It is now possible to call out of work should you have a hangover in Germany. German courts ruled that hangovers are an illness which spells good news for Oktoberfest revelers enjoying the giant-sized pints.

This decision was made after plaintiffs claimed a company offering anti-hangover “shots” and powders were making unlawful claims about stopping the after-effects of alcohol. “Information about a food product cannot ascribe any properties for preventing, treating or healing a human illness or give the impression of such a property,” the court’s statement said.

This however will be bad for business because it could mean that employees won’t be able to show up to work losing a sizable chunk of their labour force.

According to mixed survey data and U.S. Bureau of Labour Statistics analyzed by Motley Fool, hangovers hurt businesses’ bottom line, resulting in a staggering $41.8 billion in wasted salary. While big businesses may feel less pain from the absence of employees, small businesses are more likely to take a hit when workers use sick days to nurse a hangover.

But there could be a silver lining for companies in Germany worried about the new law hurting their profitability. The study found that even when workers showed up feeling the effects of drinking too much the night before, they were less productive — working for only five hours of the day.

Instead, 46.3 percent of hangover workers pretended to work when they really weren’t, and almost 46 percent of the 1,000 respondents said they went to the bathroom an excessive number of times. Another 19 percent said they’ve actually taken a nap at work to help their hangover.

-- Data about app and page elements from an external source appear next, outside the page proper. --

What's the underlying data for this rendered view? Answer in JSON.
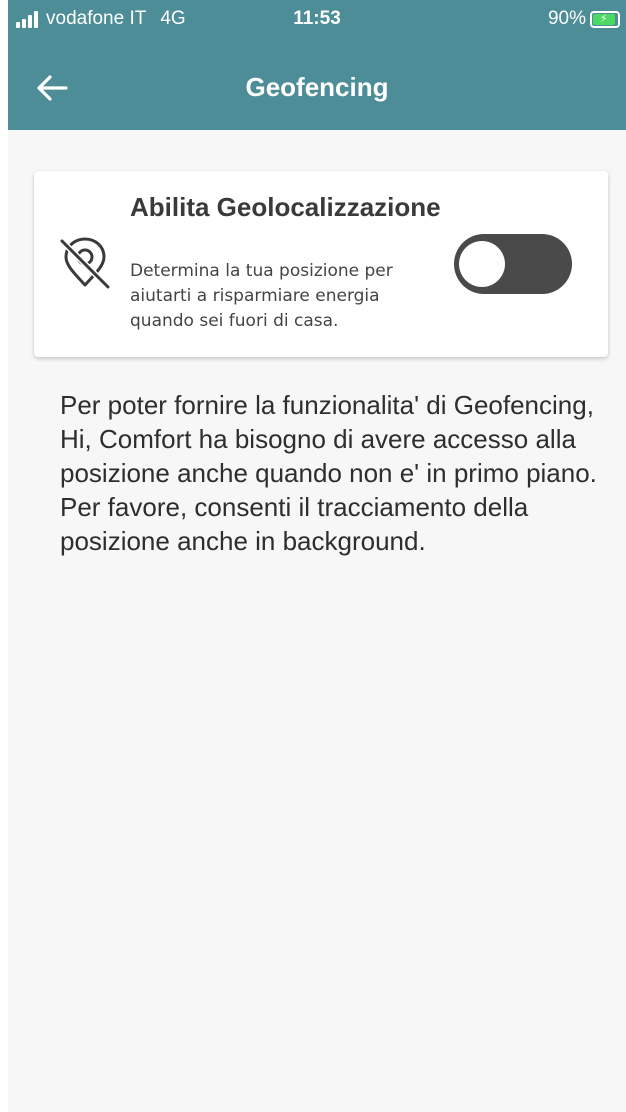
{
  "status_bar": {
    "carrier": "vodafone IT",
    "network": "4G",
    "time": "11:53",
    "battery_percent": "90%",
    "battery_level": 0.9,
    "battery_color": "#4cd964"
  },
  "app_bar": {
    "back_icon": "arrow-left-icon",
    "title": "Geofencing",
    "color": "#4d8d98"
  },
  "geolocation_card": {
    "icon": "location-off-icon",
    "title": "Abilita Geolocalizzazione",
    "description": "Determina la tua posizione per aiutarti a risparmiare energia quando sei fuori di casa.",
    "toggle_on": false,
    "toggle_color": "#4a4a4a"
  },
  "info_text": "Per poter fornire la funzionalita' di Geofencing, Hi, Comfort ha bisogno di avere accesso alla posizione anche quando non e' in primo piano. Per favore, consenti il tracciamento della posizione anche in background."
}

Germany urged to do more to smash far-right terror

German rapper Luciano releases single making waves